**Work task:** Check every line of the data for the string "JSON" and copy the ones that have it.

**Given records:**
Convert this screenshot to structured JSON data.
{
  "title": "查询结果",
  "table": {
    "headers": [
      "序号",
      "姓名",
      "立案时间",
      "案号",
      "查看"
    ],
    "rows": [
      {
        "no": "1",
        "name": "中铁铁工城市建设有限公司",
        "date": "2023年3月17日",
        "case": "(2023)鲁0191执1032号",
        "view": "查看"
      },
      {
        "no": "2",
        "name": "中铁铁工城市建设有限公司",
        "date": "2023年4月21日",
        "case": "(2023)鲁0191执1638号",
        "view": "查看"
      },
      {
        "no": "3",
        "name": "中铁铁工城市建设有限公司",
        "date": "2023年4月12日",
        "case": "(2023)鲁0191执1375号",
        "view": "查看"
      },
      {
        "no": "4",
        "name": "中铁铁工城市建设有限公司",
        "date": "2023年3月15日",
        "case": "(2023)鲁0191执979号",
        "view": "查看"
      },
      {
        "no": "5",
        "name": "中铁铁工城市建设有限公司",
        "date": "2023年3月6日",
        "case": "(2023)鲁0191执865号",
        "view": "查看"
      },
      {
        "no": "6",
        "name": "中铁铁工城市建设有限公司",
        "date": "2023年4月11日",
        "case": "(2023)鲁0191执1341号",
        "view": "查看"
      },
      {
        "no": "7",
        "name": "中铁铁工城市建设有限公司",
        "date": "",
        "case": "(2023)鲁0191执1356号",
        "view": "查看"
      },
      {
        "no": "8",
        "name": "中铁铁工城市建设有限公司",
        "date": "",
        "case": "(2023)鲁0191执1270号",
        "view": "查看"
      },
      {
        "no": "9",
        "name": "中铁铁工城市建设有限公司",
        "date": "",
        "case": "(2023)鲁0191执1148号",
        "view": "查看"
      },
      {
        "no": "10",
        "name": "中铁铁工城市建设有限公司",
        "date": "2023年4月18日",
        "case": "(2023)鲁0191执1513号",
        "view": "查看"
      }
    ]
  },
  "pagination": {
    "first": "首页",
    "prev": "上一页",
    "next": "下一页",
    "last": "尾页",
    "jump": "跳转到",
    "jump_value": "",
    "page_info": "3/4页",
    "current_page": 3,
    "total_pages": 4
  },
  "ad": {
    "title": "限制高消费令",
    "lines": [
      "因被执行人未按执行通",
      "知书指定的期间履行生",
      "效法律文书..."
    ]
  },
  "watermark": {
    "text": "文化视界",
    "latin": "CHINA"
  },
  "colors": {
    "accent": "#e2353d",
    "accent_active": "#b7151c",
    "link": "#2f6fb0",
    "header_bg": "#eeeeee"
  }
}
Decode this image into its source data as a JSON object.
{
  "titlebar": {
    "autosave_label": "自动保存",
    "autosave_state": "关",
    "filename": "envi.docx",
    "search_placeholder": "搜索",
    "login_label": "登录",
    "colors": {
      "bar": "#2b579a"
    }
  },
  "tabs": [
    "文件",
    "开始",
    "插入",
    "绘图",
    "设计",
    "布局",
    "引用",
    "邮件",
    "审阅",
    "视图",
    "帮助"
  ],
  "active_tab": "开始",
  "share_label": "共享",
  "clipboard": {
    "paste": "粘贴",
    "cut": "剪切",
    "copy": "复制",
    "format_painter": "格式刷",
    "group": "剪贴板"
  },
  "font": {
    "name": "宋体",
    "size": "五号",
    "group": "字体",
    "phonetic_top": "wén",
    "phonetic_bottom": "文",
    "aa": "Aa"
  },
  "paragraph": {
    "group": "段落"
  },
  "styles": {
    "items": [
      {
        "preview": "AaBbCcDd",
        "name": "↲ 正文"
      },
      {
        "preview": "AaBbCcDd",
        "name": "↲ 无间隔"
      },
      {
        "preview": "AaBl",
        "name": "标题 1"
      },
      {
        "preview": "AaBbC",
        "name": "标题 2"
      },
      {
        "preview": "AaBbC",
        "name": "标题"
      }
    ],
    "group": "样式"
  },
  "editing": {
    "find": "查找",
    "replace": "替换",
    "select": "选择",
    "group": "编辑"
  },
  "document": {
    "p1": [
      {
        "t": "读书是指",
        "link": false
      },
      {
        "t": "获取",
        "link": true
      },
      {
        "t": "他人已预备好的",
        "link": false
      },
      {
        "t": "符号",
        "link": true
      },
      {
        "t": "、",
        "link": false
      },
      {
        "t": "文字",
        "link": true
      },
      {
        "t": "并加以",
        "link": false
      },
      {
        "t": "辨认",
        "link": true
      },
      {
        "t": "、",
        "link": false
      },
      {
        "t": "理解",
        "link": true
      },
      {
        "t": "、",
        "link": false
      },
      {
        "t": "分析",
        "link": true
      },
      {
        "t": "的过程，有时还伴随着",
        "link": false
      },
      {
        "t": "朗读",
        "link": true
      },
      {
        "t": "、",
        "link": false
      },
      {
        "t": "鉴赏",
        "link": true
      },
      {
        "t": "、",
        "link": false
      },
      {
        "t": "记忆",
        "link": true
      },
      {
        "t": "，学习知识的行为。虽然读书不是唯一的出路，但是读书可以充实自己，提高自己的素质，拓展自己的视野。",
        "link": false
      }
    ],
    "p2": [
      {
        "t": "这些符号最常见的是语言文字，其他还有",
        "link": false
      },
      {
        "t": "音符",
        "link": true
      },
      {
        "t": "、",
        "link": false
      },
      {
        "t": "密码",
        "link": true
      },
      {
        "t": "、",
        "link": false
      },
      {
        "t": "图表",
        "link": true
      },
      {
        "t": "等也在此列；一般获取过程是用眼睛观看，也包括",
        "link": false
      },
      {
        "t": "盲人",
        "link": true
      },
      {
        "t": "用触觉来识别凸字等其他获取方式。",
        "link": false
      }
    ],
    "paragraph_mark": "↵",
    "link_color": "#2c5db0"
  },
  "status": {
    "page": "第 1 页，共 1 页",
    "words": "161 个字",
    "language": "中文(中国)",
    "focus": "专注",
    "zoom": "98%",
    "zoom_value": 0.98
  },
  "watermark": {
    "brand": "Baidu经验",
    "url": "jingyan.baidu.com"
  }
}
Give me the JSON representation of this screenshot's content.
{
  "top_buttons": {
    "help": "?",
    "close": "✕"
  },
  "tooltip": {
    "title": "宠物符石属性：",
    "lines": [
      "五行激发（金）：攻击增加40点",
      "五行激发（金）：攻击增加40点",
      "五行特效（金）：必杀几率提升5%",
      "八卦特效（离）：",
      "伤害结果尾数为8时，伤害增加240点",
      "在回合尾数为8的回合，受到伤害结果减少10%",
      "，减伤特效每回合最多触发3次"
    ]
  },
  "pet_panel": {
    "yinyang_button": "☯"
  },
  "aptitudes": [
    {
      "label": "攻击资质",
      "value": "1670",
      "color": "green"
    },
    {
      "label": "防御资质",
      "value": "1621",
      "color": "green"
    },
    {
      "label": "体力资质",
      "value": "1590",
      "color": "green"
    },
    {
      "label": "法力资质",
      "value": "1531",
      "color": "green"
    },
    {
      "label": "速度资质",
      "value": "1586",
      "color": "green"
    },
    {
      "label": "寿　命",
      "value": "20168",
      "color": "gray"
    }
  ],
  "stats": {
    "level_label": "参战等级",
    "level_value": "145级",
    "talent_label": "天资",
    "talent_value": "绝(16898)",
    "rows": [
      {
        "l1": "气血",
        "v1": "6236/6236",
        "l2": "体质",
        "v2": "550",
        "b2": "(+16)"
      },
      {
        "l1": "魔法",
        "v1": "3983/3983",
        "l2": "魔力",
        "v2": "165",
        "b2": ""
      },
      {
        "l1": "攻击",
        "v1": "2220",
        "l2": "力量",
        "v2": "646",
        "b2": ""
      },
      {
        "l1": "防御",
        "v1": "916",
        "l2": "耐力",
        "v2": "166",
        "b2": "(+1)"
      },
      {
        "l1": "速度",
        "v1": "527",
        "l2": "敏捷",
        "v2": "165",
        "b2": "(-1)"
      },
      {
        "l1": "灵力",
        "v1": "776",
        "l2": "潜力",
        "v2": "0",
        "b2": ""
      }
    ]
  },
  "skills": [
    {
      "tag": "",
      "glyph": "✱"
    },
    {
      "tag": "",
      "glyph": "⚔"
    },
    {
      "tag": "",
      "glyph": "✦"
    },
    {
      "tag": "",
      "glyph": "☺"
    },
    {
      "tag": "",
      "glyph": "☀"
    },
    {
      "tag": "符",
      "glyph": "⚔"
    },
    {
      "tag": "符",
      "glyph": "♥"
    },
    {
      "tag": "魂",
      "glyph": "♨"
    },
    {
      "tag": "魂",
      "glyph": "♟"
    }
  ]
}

**Result of this exercise:**
Convert this screenshot to structured JSON data.
Decode this image into its source data as a JSON object.
Give me the JSON representation of this screenshot's content.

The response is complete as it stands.